Protecting your property and discouraging burglars can be done with a little bit of attention to what burglars will most look for. If you have a good alarm system, always use it when you are not home even for a few seconds.

Use common sense when planting trees and shrubs in front of windows and doors. Boundary line fencing should be either a wood or a chain link fence. As a home owner you must make your home look and feel to a burglars that they would be wasting their time if they try to break into your home.

Written by

Fred Tyrrell is an Eagle Scout and retired police officer that loves to hunt, fish, hike, and camp with good friends and family. He is also a champion marksman (rifle, pistol, shotgun) and has direct experience with all of the major gun brands and their clones. Fred refers to himself as a "Southern gentleman" - the last of a dying way. He believes a man's word is his bond, and looks forward to teaching others what he has learned over the years. You can send Fred a message at editor [at] survivopedia.com.

Latest comments
  • I would not recommend having “gun club” decals etc. on my vehicle or home. Why would anyone advertise “hey i have guns, come get them” ?
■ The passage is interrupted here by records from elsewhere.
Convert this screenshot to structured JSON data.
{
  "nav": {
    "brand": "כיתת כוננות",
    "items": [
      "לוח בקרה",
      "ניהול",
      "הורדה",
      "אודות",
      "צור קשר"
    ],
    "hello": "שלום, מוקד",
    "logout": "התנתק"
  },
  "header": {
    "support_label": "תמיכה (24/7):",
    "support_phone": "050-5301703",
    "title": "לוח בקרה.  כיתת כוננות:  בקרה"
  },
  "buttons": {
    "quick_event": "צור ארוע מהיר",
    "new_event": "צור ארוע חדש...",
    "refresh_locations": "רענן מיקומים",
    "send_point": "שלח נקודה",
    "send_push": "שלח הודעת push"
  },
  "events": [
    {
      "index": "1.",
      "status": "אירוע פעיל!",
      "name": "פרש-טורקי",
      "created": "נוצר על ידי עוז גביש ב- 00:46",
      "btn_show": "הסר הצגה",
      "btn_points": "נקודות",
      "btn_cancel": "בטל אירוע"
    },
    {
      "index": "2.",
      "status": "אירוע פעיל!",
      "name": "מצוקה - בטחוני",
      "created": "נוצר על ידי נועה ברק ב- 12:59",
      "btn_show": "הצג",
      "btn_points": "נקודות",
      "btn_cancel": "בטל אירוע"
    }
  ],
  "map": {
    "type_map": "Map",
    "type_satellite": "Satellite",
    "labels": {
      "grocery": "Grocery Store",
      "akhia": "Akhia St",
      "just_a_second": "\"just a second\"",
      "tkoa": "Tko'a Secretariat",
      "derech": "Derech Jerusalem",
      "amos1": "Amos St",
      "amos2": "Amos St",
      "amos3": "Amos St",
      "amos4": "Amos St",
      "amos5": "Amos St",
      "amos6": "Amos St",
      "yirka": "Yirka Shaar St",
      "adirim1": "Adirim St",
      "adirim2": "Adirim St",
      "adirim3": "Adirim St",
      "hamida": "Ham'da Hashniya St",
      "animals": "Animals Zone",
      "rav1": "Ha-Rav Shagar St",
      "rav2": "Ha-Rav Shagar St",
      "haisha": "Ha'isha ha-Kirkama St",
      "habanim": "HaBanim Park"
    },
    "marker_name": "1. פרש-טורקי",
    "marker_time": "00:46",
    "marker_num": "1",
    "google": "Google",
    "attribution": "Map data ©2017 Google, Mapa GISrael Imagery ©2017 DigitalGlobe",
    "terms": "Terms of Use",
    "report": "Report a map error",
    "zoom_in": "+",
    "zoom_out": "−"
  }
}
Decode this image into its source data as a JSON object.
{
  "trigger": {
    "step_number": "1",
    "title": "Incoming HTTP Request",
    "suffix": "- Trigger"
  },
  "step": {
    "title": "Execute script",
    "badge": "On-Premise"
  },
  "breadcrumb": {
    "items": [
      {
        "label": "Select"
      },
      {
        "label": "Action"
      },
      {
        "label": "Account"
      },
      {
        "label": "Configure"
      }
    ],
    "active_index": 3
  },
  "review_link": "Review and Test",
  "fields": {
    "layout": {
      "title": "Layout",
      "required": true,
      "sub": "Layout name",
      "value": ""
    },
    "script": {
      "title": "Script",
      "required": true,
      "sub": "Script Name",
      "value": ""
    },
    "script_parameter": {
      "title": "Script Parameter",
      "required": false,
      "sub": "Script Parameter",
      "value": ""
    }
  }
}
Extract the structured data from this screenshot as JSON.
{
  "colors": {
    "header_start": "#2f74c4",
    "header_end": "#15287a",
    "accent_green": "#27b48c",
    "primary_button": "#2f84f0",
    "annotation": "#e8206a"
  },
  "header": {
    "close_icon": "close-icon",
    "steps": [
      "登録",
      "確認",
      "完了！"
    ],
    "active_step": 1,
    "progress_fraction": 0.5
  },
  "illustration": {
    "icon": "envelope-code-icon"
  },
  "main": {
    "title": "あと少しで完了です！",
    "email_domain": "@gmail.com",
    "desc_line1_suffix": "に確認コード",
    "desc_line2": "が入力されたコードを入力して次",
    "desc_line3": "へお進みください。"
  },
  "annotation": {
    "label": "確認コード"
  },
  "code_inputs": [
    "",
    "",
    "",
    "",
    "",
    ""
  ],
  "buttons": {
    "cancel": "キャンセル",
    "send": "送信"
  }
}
    • Not only that, but it would work against you in many states. The court would see it as you’ve got an itchy trigger finger.

  • Thank you Fred.

  • Great article with some very useful tips and advice. The info-graphics image is brilliant and very effective too.

  • My neighbor put SIG details on his pickup truck window. Two weeks later his townhouse was burglarized and all his guns stolen. Regarding safes, if you have a safe back it up against the back wall and anchor it to the floor. Biggest danger to a safe is getting a the bottom the weak spot. If it is not against the wall it can be rocked back and forth until it falls over and exposes the bottom. Safes with multiple removable handles…when you are away for a while, take the handles off and hide them elsewhere. Even if they could break the combo, they would need tools to spin the lock.

  • Thanks for sharing these tips! You can never be too prepared when it comes to home security in my opinion. I would much rather spend money on a fence than have to pay to repair a broken window and missing equipment. In fact, I should probably look into fences some time soon. The fence I have now is alright, but it isn’t very high.

  • This was a really interesting read! I never really thought much about how the landscaping of a property can play into a robbery, but now I’ll be sure that when I get a home, to create a more open space. Hearing about how effective safe’s are makes me want to get one. Especially because it takes a long while, even if they can, to break into a safe.

  • I have always wondered what the advantage is in posting signs in your yard that you have a home security system. However, looking at it from the burglar’s perspective, I would definitely go for the house with no sign than the house with a sign. Thus, if you have a home security system, it is probably a good idea to post it in your yard so that it can do its job!

  • Having read this I thought it was really informative. I
    appreciate you finding the time and energy to put this information together.
    I once again find myself spending a significant amount of time both reading and commenting.
    But so what, it was still worthwhile!

  • I appreciate the information here that shows how to avoid a burglar’s attention. I honestly think that getting a good alarm system is the best way to keep them out. Even just motion activated lights and some cameras would be great, I think.

  • This info is awesome. We just put in a new video system and synced it and it brings us peace. But adding your tips should help a TON. Thanks again

  • I am nos sure about your alarm system , in France now all those companies selling you alarm & motion systems are NOT in charge of arresting burglars , they simply cannot because officially they are not the POLICE, the problem is that there are so numerous alarm systems installed nowadays than the police has NO TIME to check wether the alarm is genuine or not and they simply DON’T try to go to the place… I guess , before you start to pay 50 /100 USD every month for such system make sure your valuables are stored in a place they cannot find , at last your goal is simple … Not to let them take your belongings , that is all !